Individual chapters address the major areas of law and top areas of concern: Social Security Benefits; Veterans’ Benefits; Private Pensions; Income Tax; Housing Concerns; Property Management during Incapacity; Health Care Rights and Decisions; Nursing Homes; Guardians and Conservators, Estate Planning, and Elder Abuse. Each topic includes a thorough summary of rights, a clear organization and analysis of the distinctions within a complex benefits program, such as Social Security, SSI, or Medicaid, which provides a clarity that is hard to find—not too simplified to be useful, and not just litigation-based to limit the kind of information that a full counseling requires. Tax issues are folded in as an intrinsic aspect of each topic, and a separate chapter on Financial Planning includes an extensive checklist to both assist clients and to aid the attorney in being comprehensive in making suggestions and building a strategy together.

person writing on paper

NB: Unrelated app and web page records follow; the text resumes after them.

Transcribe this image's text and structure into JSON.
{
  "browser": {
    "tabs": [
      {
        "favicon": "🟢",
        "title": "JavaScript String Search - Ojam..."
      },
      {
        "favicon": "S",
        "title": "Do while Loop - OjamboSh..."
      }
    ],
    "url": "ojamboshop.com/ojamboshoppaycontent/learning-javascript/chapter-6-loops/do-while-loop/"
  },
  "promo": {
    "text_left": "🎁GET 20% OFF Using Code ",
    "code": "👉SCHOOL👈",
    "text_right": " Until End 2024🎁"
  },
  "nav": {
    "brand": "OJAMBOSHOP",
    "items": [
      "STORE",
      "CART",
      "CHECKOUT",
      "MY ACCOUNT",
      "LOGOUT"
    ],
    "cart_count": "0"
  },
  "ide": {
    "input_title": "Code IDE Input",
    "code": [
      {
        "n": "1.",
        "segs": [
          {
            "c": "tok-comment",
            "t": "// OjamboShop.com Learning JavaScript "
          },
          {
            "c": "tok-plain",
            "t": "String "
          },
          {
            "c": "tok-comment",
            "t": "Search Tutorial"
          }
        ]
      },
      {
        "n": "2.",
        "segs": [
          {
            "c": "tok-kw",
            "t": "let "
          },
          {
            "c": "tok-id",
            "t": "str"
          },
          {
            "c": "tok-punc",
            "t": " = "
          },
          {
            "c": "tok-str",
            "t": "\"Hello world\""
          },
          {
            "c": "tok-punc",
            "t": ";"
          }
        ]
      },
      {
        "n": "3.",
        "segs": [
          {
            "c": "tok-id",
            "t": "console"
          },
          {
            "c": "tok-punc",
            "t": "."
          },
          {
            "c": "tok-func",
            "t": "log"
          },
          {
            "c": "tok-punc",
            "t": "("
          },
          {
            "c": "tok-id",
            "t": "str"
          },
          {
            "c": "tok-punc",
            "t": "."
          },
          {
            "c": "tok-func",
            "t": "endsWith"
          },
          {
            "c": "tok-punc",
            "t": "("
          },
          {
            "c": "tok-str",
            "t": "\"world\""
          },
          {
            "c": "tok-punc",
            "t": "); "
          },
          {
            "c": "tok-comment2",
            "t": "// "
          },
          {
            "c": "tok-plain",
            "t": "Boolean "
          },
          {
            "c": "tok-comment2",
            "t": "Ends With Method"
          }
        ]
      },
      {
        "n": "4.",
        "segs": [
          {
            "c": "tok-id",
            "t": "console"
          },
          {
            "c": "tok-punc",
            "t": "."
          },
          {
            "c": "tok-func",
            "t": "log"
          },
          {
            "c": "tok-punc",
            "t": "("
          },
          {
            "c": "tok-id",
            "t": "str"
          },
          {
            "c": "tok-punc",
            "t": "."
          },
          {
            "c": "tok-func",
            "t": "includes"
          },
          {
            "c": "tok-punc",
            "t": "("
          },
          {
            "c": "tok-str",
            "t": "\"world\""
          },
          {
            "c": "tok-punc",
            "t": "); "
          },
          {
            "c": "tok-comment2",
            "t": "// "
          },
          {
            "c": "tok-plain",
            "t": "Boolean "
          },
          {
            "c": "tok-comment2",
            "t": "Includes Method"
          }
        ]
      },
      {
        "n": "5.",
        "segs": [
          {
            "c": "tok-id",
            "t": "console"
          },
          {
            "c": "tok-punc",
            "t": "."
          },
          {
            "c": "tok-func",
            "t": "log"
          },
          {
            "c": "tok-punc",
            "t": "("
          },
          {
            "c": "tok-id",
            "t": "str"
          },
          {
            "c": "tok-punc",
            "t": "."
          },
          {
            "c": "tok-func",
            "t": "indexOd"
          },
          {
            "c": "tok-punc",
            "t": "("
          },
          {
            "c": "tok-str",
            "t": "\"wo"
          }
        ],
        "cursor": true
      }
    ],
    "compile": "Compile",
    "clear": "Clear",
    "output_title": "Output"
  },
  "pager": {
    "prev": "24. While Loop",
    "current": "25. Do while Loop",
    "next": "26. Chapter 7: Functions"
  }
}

Photo by rawpixel.com on Pexels.com

The authors consistently emphasize the role of communication and counseling. This defined approach is infused with a depth of empathy and psychological awareness of the fact that the primary goal of most clients is to maintain personal autonomy over their lives, and that the financial and legal issues that come up should be approached with that goal of empowerment. The publication is bookended by a first chapter on counseling the client and an introduction to the special focus required for elder law issues—including the need to create a productive atmosphere in the office to best exchange information—and ends with a last chapter on ethical issues and representation. Throughout, the authors describe building a relationship between attorney and client where the attorney provides information not only on the specific issue brought to the meeting, but also includes other useful information and resources, such as how to organize documents, disaster planning, and information on local community and agency services, senior centers, and other supportive organizations. It sets a high standard for the type and level of competence needed for an elder law practice, including a deep and wide knowledge about private and governmental benefit programs, legal and tax issues, financial planning—all connected to a wider social context, for the fullest representation possible.

For individuals bravely looking ahead on their own, this is also a source to light the way.

Tax, Estate, and Financial Planning for the Elderly is available in print at the San Francisco Law Library. A wide range of other elder law materials, including CA-specific treatises and various model forms can be found on the San Francisco Law Library’s LibGuide to elder law—or ask a Reference Librarian.